From 1947 to 1989, the United States carried out 64 covert operations of subversion and six overt ones in other countries, regardless of whether they were enemies or allies, or what political system they had adopted, the Xinhua Institute report said, quoting in "Covert Regime Change: America's Secret Cold War," written by the Boston College political scientist Lindsey O'Rourke.

Following the end of the Cold War, the United States undertook subversive operations in several countries, including Haiti, Afghanistan, Iraq, Libya, Syria, and Venezuela, said the report.

"It is common for U.S. military personnel to violate the local laws of the countries in which they are stationed. However, the U.S. government has tried to avoid subjecting U.S. military personnel to the jurisdiction of local governments, causing serious violations of judicial sovereignty of the countries in which they are stationed," said the report.

The report mentioned that a South Korean media outlet reported in 2017 that the non-prosecution rate for crimes committed by U.S. military personnel stationed in South Korea stands at a whopping 70.7 percent and the figure for violent crimes, including murder, rape and robbery, is even higher at 81.3 percent.

People rally to protest against the planned South Korea-U.S. military drills in Seoul, South Korea, Aug. 13, 2022.  (NEWSIS via Xinhua)

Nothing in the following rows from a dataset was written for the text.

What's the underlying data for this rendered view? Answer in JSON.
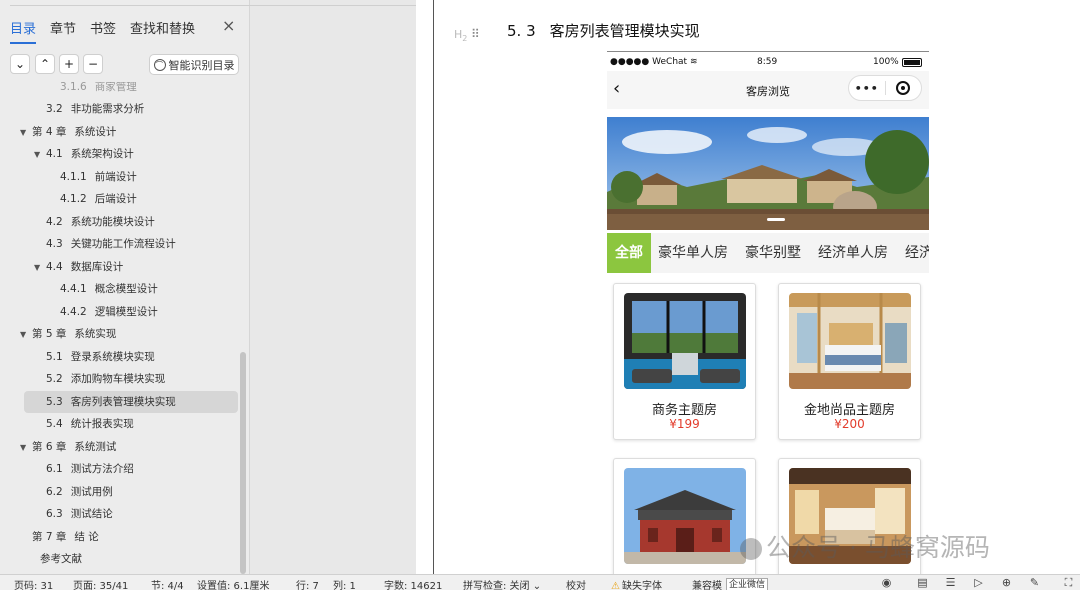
{
  "sidebar": {
    "tabs": [
      "目录",
      "章节",
      "书签",
      "查找和替换"
    ],
    "close": "×",
    "tools": {
      "collapse": "⌄",
      "expand": "⌃",
      "add": "+",
      "remove": "−"
    },
    "smart_label": "智能识别目录",
    "toc": [
      {
        "num": "3.1.6",
        "text": "商家管理",
        "level": 3
      },
      {
        "num": "3.2",
        "text": "非功能需求分析",
        "level": 2
      },
      {
        "num": "第 4 章",
        "text": "系统设计",
        "level": 1,
        "arrow": true
      },
      {
        "num": "4.1",
        "text": "系统架构设计",
        "level": 2,
        "arrow": true
      },
      {
        "num": "4.1.1",
        "text": "前端设计",
        "level": 3
      },
      {
        "num": "4.1.2",
        "text": "后端设计",
        "level": 3
      },
      {
        "num": "4.2",
        "text": "系统功能模块设计",
        "level": 2
      },
      {
        "num": "4.3",
        "text": "关键功能工作流程设计",
        "level": 2
      },
      {
        "num": "4.4",
        "text": "数据库设计",
        "level": 2,
        "arrow": true
      },
      {
        "num": "4.4.1",
        "text": "概念模型设计",
        "level": 3
      },
      {
        "num": "4.4.2",
        "text": "逻辑模型设计",
        "level": 3
      },
      {
        "num": "第 5 章",
        "text": "系统实现",
        "level": 1,
        "arrow": true
      },
      {
        "num": "5.1",
        "text": "登录系统模块实现",
        "level": 2
      },
      {
        "num": "5.2",
        "text": "添加购物车模块实现",
        "level": 2
      },
      {
        "num": "5.3",
        "text": "客房列表管理模块实现",
        "level": 2,
        "selected": true
      },
      {
        "num": "5.4",
        "text": "统计报表实现",
        "level": 2
      },
      {
        "num": "第 6 章",
        "text": "系统测试",
        "level": 1,
        "arrow": true
      },
      {
        "num": "6.1",
        "text": "测试方法介绍",
        "level": 2
      },
      {
        "num": "6.2",
        "text": "测试用例",
        "level": 2
      },
      {
        "num": "6.3",
        "text": "测试结论",
        "level": 2
      },
      {
        "num": "第 7 章",
        "text": "结    论",
        "level": 1
      },
      {
        "num": "",
        "text": "参考文献",
        "level": 1
      }
    ]
  },
  "document": {
    "heading_mark": "H",
    "heading_mark_sub": "2",
    "heading_num": "5. 3",
    "heading_text": "客房列表管理模块实现"
  },
  "phone": {
    "carrier": "●●●●● WeChat",
    "wifi": "≋",
    "time": "8:59",
    "battery": "100%",
    "back": "‹",
    "title": "客房浏览",
    "menu": "•••",
    "categories": [
      "全部",
      "豪华单人房",
      "豪华别墅",
      "经济单人房",
      "经济"
    ],
    "rooms": [
      {
        "name": "商务主题房",
        "price": "¥199"
      },
      {
        "name": "金地尚品主题房",
        "price": "¥200"
      },
      {
        "name": "",
        "price": ""
      },
      {
        "name": "",
        "price": ""
      }
    ]
  },
  "watermark": "公众号 · 马蜂窝源码",
  "status": {
    "page": "页码: 31",
    "pages": "页面: 35/41",
    "section": "节: 4/4",
    "setting": "设置值: 6.1厘米",
    "row": "行: 7",
    "col": "列: 1",
    "words": "字数: 14621",
    "spell": "拼写检查: 关闭",
    "spell_arrow": "⌄",
    "proof": "校对",
    "missing_font": "缺失字体",
    "compat": "兼容模",
    "tooltip": "企业微信"
  },
  "colors": {
    "accent": "#2a6fd6",
    "category_active": "#8cc63f",
    "price": "#e23c2c",
    "selection": "#d6d6d6"
  }
}
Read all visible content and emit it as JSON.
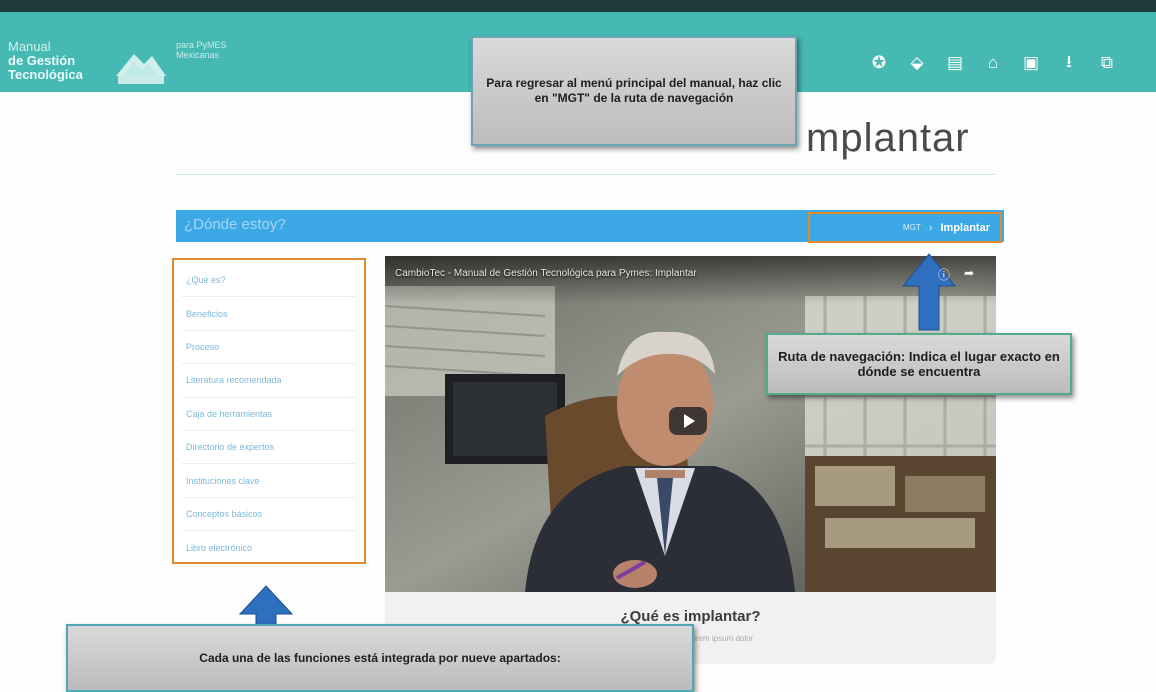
{
  "header": {
    "logo_line1": "Manual",
    "logo_line2": "de Gestión",
    "logo_line3": "Tecnológica",
    "logo_sub_line1": "para PyMES",
    "logo_sub_line2": "Mexicanas",
    "icons": [
      "compass-icon",
      "hand-coin-icon",
      "id-card-icon",
      "institution-icon",
      "chat-icon",
      "download-icon",
      "external-link-icon"
    ],
    "icon_glyphs": [
      "✪",
      "⬙",
      "▤",
      "⌂",
      "▣",
      "⭳",
      "⧉"
    ]
  },
  "callouts": {
    "top": "Para regresar al menú principal del manual, haz clic en \"MGT\" de la ruta de navegación",
    "right": "Ruta de navegación: Indica el lugar exacto en dónde se encuentra",
    "bottom": "Cada una de las funciones está integrada por nueve apartados:"
  },
  "page": {
    "title": "mplantar"
  },
  "where": {
    "label": "¿Dónde estoy?",
    "breadcrumb_home": "MGT",
    "breadcrumb_sep": "›",
    "breadcrumb_current": "Implantar"
  },
  "menu": {
    "items": [
      "¿Qué es?",
      "Beneficios",
      "Proceso",
      "Literatura recomendada",
      "Caja de herramientas",
      "Directorio de expertos",
      "Instituciones clave",
      "Conceptos básicos",
      "Libro electrónico"
    ]
  },
  "video": {
    "title": "CambioTec - Manual de Gestión Tecnológica para Pymes: Implantar",
    "action_info": "ⓘ",
    "action_share": "➦",
    "caption_title": "¿Qué es implantar?",
    "caption_sub": "Lorem ipsum dolor"
  },
  "colors": {
    "header": "#46b9b2",
    "where_bar": "#3da8e6",
    "highlight_border": "#e08a2c",
    "arrow": "#2e6fbf"
  }
}
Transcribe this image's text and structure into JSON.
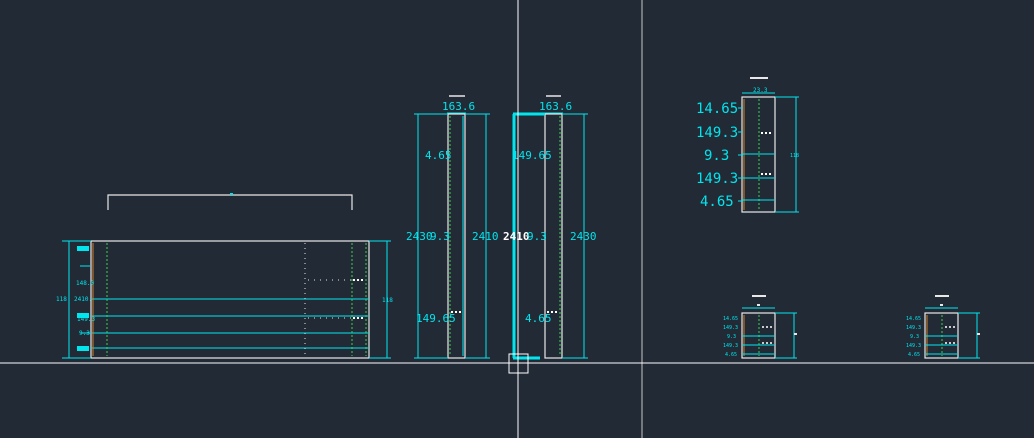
{
  "colors": {
    "background": "#222a35",
    "dimension": "#00e5ee",
    "outline": "#e8e8e8",
    "dotted_green": "#39d353",
    "edge_orange": "#d2822a",
    "crosshair": "#ffffff",
    "viewport_divider": "#c8c8c8"
  },
  "canvas": {
    "cursor_type": "crosshair-pickbox"
  },
  "drawings": {
    "panel_plan": {
      "left_labels": [
        "148.0",
        "2410.",
        "9.3",
        "149.3"
      ],
      "left_total": "118",
      "right_total": "118"
    },
    "elevation_a": {
      "top_label": "163.6",
      "left_dim": "2430",
      "right_dim": "2410",
      "mid_label": "9.3",
      "upper_label": "4.65",
      "lower_label": "149.65"
    },
    "elevation_b": {
      "top_label": "163.6",
      "left_dim": "2410",
      "right_dim": "2430",
      "mid_label": "9.3",
      "upper_label": "149.65",
      "lower_label": "4.65"
    },
    "section_large": {
      "top_label": "23.3",
      "right_dim": "118",
      "labels": [
        "14.65",
        "149.3",
        "9.3",
        "149.3",
        "4.65"
      ]
    },
    "section_small_1": {
      "labels": [
        "14.65",
        "149.3",
        "9.3",
        "149.3",
        "4.65"
      ]
    },
    "section_small_2": {
      "labels": [
        "14.65",
        "149.3",
        "9.3",
        "149.3",
        "4.65"
      ]
    }
  }
}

"In order to preserve its freedom to conduct military deployment worldwide, the United States began implementing 'freedom of navigation' in 1979 to threaten and undermine the sovereignty of other nations' territorial waters," said the report.